• **Try it**
Go through the entries and copy each one exactly. Leave none out.

• **Source data**
%%

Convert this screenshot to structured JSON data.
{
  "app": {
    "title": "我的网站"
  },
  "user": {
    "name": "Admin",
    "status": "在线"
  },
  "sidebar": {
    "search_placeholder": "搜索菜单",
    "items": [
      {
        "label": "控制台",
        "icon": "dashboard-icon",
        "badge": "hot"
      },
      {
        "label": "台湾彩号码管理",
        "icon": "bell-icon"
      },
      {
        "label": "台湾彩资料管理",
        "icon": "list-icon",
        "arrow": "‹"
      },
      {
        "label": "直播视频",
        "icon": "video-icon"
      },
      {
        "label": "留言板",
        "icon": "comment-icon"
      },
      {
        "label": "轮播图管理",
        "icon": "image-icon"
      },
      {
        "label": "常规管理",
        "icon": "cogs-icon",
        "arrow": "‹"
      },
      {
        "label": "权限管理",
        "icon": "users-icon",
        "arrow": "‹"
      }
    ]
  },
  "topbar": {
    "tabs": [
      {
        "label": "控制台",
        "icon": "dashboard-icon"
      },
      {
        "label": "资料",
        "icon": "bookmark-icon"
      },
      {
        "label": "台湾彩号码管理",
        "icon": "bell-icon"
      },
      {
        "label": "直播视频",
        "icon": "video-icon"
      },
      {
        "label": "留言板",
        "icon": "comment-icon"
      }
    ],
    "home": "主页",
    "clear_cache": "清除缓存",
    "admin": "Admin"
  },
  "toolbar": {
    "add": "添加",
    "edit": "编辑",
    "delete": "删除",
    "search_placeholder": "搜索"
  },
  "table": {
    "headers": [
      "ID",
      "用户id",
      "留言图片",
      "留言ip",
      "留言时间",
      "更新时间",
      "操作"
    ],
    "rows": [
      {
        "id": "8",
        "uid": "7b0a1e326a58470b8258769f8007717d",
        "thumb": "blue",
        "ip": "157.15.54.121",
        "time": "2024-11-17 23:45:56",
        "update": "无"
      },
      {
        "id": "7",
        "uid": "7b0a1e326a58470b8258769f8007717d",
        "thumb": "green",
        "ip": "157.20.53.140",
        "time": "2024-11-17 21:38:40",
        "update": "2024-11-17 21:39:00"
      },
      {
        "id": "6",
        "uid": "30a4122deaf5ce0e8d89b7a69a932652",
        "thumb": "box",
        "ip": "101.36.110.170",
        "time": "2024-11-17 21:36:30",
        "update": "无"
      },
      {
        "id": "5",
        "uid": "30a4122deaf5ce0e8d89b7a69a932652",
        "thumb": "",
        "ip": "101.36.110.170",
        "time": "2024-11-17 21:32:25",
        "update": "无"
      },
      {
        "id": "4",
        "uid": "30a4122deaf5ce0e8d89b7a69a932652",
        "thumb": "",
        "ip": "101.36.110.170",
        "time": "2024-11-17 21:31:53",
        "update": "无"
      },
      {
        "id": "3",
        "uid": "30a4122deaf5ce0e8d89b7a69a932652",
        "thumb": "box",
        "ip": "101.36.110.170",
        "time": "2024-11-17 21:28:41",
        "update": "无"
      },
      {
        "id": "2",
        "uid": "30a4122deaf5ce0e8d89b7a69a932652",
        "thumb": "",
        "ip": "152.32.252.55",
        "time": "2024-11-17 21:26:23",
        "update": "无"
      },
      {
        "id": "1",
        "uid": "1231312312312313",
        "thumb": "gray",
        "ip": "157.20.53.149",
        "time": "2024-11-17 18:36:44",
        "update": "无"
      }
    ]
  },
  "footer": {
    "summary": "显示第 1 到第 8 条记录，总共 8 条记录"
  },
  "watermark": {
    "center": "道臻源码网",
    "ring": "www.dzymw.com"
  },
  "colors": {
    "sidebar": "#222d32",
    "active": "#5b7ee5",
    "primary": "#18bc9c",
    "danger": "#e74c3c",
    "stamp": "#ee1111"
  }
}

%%

• **Task answer**
Convert this screenshot to structured JSON data.
{
  "app": {
    "title": "我的网站"
  },
  "user": {
    "name": "Admin",
    "status": "在线"
  },
  "sidebar": {
    "search_placeholder": "搜索菜单",
    "items": [
      {
        "label": "控制台",
        "icon": "dashboard-icon",
        "badge": "hot"
      },
      {
        "label": "台湾彩号码管理",
        "icon": "bell-icon"
      },
      {
        "label": "台湾彩资料管理",
        "icon": "list-icon",
        "arrow": "‹"
      },
      {
        "label": "直播视频",
        "icon": "video-icon"
      },
      {
        "label": "留言板",
        "icon": "comment-icon"
      },
      {
        "label": "轮播图管理",
        "icon": "image-icon"
      },
      {
        "label": "常规管理",
        "icon": "cogs-icon",
        "arrow": "‹"
      },
      {
        "label": "权限管理",
        "icon": "users-icon",
        "arrow": "‹"
      }
    ]
  },
  "topbar": {
    "tabs": [
      {
        "label": "控制台",
        "icon": "dashboard-icon"
      },
      {
        "label": "资料",
        "icon": "bookmark-icon"
      },
      {
        "label": "台湾彩号码管理",
        "icon": "bell-icon"
      },
      {
        "label": "直播视频",
        "icon": "video-icon"
      },
      {
        "label": "留言板",
        "icon": "comment-icon"
      }
    ],
    "home": "主页",
    "clear_cache": "清除缓存",
    "admin": "Admin"
  },
  "toolbar": {
    "add": "添加",
    "edit": "编辑",
    "delete": "删除",
    "search_placeholder": "搜索"
  },
  "table": {
    "headers": [
      "ID",
      "用户id",
      "留言图片",
      "留言ip",
      "留言时间",
      "更新时间",
      "操作"
    ],
    "rows": [
      {
        "id": "8",
        "uid": "7b0a1e326a58470b8258769f8007717d",
        "thumb": "blue",
        "ip": "157.15.54.121",
        "time": "2024-11-17 23:45:56",
        "update": "无"
      },
      {
        "id": "7",
        "uid": "7b0a1e326a58470b8258769f8007717d",
        "thumb": "green",
        "ip": "157.20.53.140",
        "time": "2024-11-17 21:38:40",
        "update": "2024-11-17 21:39:00"
      },
      {
        "id": "6",
        "uid": "30a4122deaf5ce0e8d89b7a69a932652",
        "thumb": "box",
        "ip": "101.36.110.170",
        "time": "2024-11-17 21:36:30",
        "update": "无"
      },
      {
        "id": "5",
        "uid": "30a4122deaf5ce0e8d89b7a69a932652",
        "thumb": "",
        "ip": "101.36.110.170",
        "time": "2024-11-17 21:32:25",
        "update": "无"
      },
      {
        "id": "4",
        "uid": "30a4122deaf5ce0e8d89b7a69a932652",
        "thumb": "",
        "ip": "101.36.110.170",
        "time": "2024-11-17 21:31:53",
        "update": "无"
      },
      {
        "id": "3",
        "uid": "30a4122deaf5ce0e8d89b7a69a932652",
        "thumb": "box",
        "ip": "101.36.110.170",
        "time": "2024-11-17 21:28:41",
        "update": "无"
      },
      {
        "id": "2",
        "uid": "30a4122deaf5ce0e8d89b7a69a932652",
        "thumb": "",
        "ip": "152.32.252.55",
        "time": "2024-11-17 21:26:23",
        "update": "无"
      },
      {
        "id": "1",
        "uid": "1231312312312313",
        "thumb": "gray",
        "ip": "157.20.53.149",
        "time": "2024-11-17 18:36:44",
        "update": "无"
      }
    ]
  },
  "footer": {
    "summary": "显示第 1 到第 8 条记录，总共 8 条记录"
  },
  "watermark": {
    "center": "道臻源码网",
    "ring": "www.dzymw.com"
  },
  "colors": {
    "sidebar": "#222d32",
    "active": "#5b7ee5",
    "primary": "#18bc9c",
    "danger": "#e74c3c",
    "stamp": "#ee1111"
  }
}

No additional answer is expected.